Nightmarish experiences are usually the stock in trade of another type of tabloid, but we heard one recently that really curdles the blood.
Gene LePere, who has recounted her experience in Never pass this way again (Adler & Adler), was arrested during a vacation trip to Turkey in 1983 for smuggling antiquities. Ms. LePere claims to have purchased three small Stone heads from a street vendor for twenty dollars. One of the heads, to her surprise and eventual dismay, turned out to be an antiquity.
Now anyone who has been to Turkey knows this is not such a preposterous happenstance. Fanners are constantly showing up in the metropolitan bazaars with coins. pots, and all types of artifacts. They sell to merchants who often pass these odds and ends of the ancient world on to curious tourists. Just as often, the merchants pass on modem replicas of things supposedly ancient. The average tourist seldom knows the difference - or cares.
Ms. LePere's plight apparently drew a dispassionate response from the State Department consulate in Izmir and she mentions the low point of her experience as being the proud claim of her attorney that she'd have LePere out of prison in only 31/2 years.
The plucky LePere was released on $1,500 bail in October 1983 and promptly jumped bail via a flight to Munich. The title of her book is well chosen, but she might have considered something bizarre happened on the way to the bazaar" and made a fortune off Broadway.
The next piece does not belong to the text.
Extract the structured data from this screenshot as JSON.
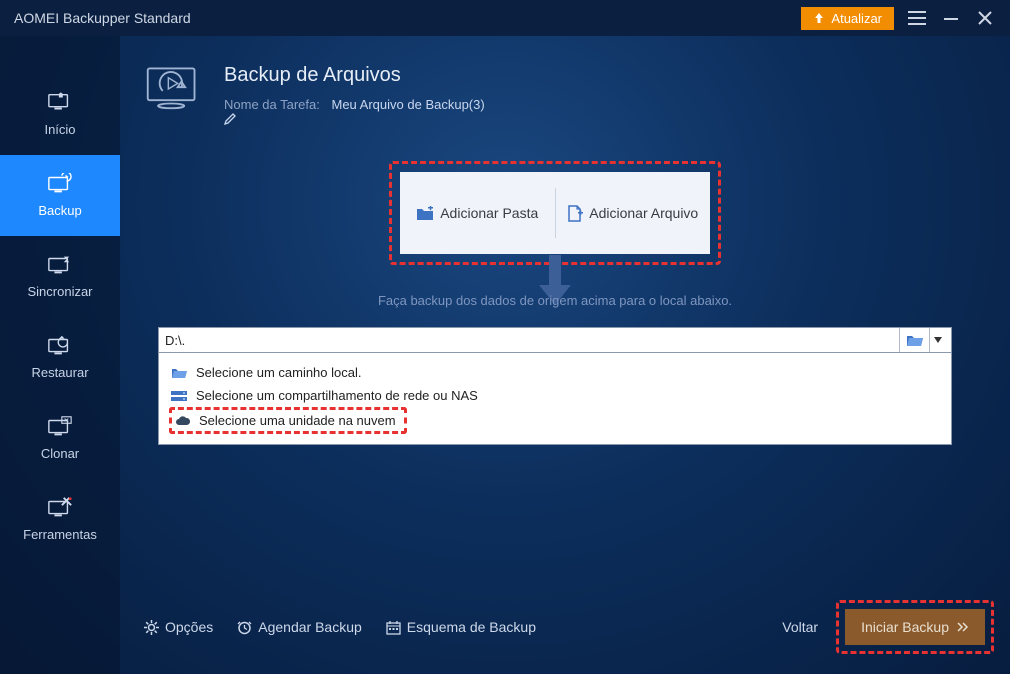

This seems to be the month for humor (maybe because it's too cold to do anything but laugh at life). First. we received a letter from Bill Spengler (see Letters) in which he shared an old Partch cartoon with us. On the heels of that letter came a hilarious exposition of one-upmanship from John Barton, who claims to know less about more than the beleaguered Frank Kovacs who is relatively limited in his lack of knowledge. Where will this all end'?
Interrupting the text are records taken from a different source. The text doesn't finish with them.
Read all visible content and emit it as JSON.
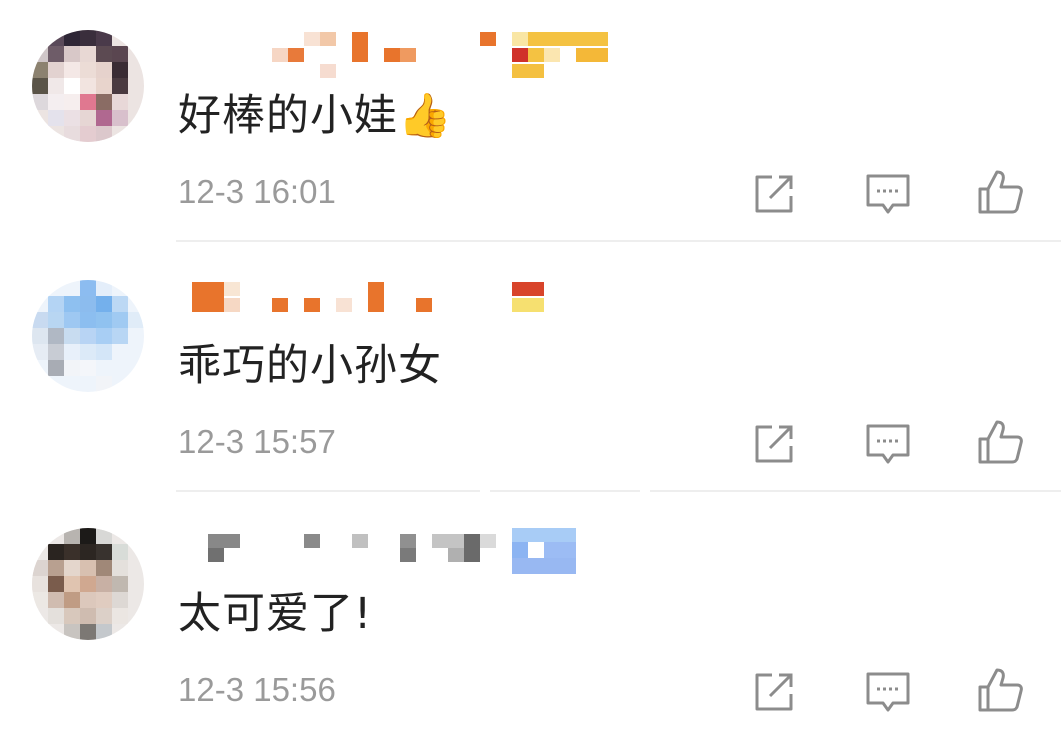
{
  "comments": [
    {
      "text": "好棒的小娃👍",
      "time": "12-3 16:01",
      "avatar_icon": "blurred-avatar-photo",
      "name_pixelated": true
    },
    {
      "text": "乖巧的小孙女",
      "time": "12-3 15:57",
      "avatar_icon": "blurred-avatar-photo",
      "name_pixelated": true
    },
    {
      "text": "太可爱了!",
      "time": "12-3 15:56",
      "avatar_icon": "blurred-avatar-photo",
      "name_pixelated": true
    }
  ],
  "actions": {
    "share_icon": "share-icon",
    "reply_icon": "reply-icon",
    "like_icon": "like-icon"
  },
  "colors": {
    "text": "#222222",
    "meta": "#9a9a9a",
    "icon": "#8c8c8c",
    "divider": "#eeeeee"
  }
}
When we mistakenly suggested that Frank: was a specialist in Russian coins (Vol. 2, No. I), and he denied knowing anything about Russian coins (Vol. 2, No.2), who could have foreseen an avalanche of responses from people who claim to know nothing about anything in the numismatic world'? All further claims will be forwarded to the Guinness Book of Records challenge committee.
In keeping with the "Let's be funny month" theme, we are initiating, with this issue, a regular cartoon series by Lodi artist extraordinaire Parnell Nelson.
For those of you who subscribed during the past year, knowing that we gave out lots of free copies at shows, we extend our warm appreciation. For those of you who didn't - too bad! We are no longer distributing current issues at the shows and conventions. We will continue to distribute the anniversary issue as a free sample, but those who want the latest news will have to cough up the exorbitant subscription fee of $12. A few dealers will also be selling The Celator across the counter. If they have current copies, you can bet that they paid for them, so please don't confuse these with the free anniversary issues. We will be at the CICF in Chicago, ANA Midwinter Convention in Little Rock, and the Northwest Coin Show in Minneapolis. The best time to find us chatting with dealers on the floor is on Saturdays. If you're in the area, stop by and say hi.
'til next month, keep the antiquarian lues burning and let us hear your point of view!